Ironically the frequent “Vote NO” signs along East McCarty Lane are about to be relocated by the city of
San Marcos and/or the County of Hays as they prepare to widen East McCarty Lane. But what’s now planned is mostly at City and County taxpayer expense. If we act now those improvements could be bigger and better (with a Loop 110 “thrown in”) and the costs to local tax payers could be lower… if we Vote FOR the Road Bonds.
But why is the new SMHS way out East McCarty Lane, anyway? Didn’t anyone at SMCISD think about the transportation issues when the new high school site was selected? The 2-to-1 pass-through financial commitment from the state of Texas was planned over two years ago. At that time, the projects wouldn’t require any additional action as it had been placed in the hands of our trusted leadership to move forward.
But the issue was taken out of the Commissioners Court and a single politically active community garnered sufficient votes to derail the projects, as well as the opportunity for cost sharing with the rest of the state of Texas. After that event most of the registered voters in the County (many of whom didn’t vote) woke up and wondered aloud: What Happened?! Here’s hoping for a good turn-out so no one will wonder about it again.
None of this should be or is about any single city or community within Hays County. And this is not about the opinions of this group or that group, or me or him or her or them. This is about “What’s Right” and not “Who’s Right”. Recommendation: Vote FOR the Road Bonds.
The worst thing we could have done two years ago was to succumb to “paralysis by analysis”, but we did it. There might still be a better plan out there than what’s before us now, but whatever it is will likely be too little and it will cost much, much more…
Soon we’ll all know the will of the voters. We already know that that the voter turn out will be significantly better than what was seen 18 months ago. Here’s hoping the turn-outs to and from the many roads in need within Hays County will also be better.

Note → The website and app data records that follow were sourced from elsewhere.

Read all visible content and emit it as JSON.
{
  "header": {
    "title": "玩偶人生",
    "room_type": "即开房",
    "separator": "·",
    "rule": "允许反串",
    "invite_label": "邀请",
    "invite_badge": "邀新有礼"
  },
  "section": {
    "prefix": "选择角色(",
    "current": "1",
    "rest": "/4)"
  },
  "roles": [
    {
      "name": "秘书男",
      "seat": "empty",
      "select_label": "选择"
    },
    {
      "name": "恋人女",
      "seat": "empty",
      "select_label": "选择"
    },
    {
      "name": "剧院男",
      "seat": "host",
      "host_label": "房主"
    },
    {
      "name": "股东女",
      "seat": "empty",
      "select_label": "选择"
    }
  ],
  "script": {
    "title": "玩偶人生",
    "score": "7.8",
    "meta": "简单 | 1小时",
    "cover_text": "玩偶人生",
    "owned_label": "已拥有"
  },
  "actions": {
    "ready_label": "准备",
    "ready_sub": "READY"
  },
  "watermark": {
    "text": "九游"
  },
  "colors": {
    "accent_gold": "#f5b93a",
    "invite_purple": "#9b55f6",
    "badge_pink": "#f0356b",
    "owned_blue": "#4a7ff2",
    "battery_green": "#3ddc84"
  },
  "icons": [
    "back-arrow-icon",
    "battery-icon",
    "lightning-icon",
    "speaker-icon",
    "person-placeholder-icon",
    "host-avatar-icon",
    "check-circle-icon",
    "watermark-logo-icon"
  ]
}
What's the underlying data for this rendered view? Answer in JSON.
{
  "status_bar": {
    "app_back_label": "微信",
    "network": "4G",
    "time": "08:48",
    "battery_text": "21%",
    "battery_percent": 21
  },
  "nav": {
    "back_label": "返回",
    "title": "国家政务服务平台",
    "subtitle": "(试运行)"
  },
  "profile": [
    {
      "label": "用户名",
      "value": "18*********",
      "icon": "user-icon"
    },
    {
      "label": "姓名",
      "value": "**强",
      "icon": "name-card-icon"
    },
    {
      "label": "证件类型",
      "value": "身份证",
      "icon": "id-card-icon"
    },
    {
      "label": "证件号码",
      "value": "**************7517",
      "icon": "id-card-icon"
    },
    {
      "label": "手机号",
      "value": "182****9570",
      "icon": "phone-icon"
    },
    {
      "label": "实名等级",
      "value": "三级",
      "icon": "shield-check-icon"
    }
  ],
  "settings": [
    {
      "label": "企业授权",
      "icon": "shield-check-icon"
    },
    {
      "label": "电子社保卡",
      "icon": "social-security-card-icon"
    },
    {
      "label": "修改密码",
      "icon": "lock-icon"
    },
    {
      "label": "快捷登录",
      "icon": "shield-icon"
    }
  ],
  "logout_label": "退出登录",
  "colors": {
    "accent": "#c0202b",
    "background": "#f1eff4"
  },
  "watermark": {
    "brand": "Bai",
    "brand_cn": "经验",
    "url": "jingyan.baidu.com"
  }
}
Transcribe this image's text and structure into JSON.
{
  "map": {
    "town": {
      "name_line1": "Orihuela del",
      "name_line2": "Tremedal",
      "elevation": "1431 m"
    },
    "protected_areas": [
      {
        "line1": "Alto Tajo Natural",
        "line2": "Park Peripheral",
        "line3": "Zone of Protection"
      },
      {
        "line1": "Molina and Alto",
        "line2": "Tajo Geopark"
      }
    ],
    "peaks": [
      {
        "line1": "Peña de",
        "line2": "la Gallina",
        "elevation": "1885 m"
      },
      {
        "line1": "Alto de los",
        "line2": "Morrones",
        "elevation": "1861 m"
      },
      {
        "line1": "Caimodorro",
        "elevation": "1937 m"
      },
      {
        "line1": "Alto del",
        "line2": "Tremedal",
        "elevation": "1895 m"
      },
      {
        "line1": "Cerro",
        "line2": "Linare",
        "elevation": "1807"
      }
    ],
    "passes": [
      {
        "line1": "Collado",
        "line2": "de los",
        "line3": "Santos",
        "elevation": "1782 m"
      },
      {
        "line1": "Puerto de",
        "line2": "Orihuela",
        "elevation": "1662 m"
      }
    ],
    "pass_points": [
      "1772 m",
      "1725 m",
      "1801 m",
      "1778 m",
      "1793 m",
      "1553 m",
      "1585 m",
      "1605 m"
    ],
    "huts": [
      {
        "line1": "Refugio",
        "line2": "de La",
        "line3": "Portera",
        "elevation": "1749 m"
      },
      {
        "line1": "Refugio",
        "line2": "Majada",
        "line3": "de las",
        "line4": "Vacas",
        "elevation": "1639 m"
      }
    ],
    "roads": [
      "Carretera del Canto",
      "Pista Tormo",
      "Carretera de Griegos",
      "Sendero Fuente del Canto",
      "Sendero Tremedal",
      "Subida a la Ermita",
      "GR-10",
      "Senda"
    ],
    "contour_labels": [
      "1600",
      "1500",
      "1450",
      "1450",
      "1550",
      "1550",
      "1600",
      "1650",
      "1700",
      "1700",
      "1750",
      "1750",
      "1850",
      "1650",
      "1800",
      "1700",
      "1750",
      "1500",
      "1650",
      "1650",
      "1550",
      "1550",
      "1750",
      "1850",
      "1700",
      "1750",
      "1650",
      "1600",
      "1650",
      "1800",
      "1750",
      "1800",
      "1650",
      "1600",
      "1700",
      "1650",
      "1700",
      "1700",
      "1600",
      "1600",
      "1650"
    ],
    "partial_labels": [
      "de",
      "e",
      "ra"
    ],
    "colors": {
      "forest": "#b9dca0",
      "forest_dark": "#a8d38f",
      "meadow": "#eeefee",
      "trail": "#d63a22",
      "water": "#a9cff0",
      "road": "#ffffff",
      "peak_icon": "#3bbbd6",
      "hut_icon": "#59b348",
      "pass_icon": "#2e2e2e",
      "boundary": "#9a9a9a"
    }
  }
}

But just in case there are any doubts about my personal preferences on this issue, please
Vote FOR the Road Bonds.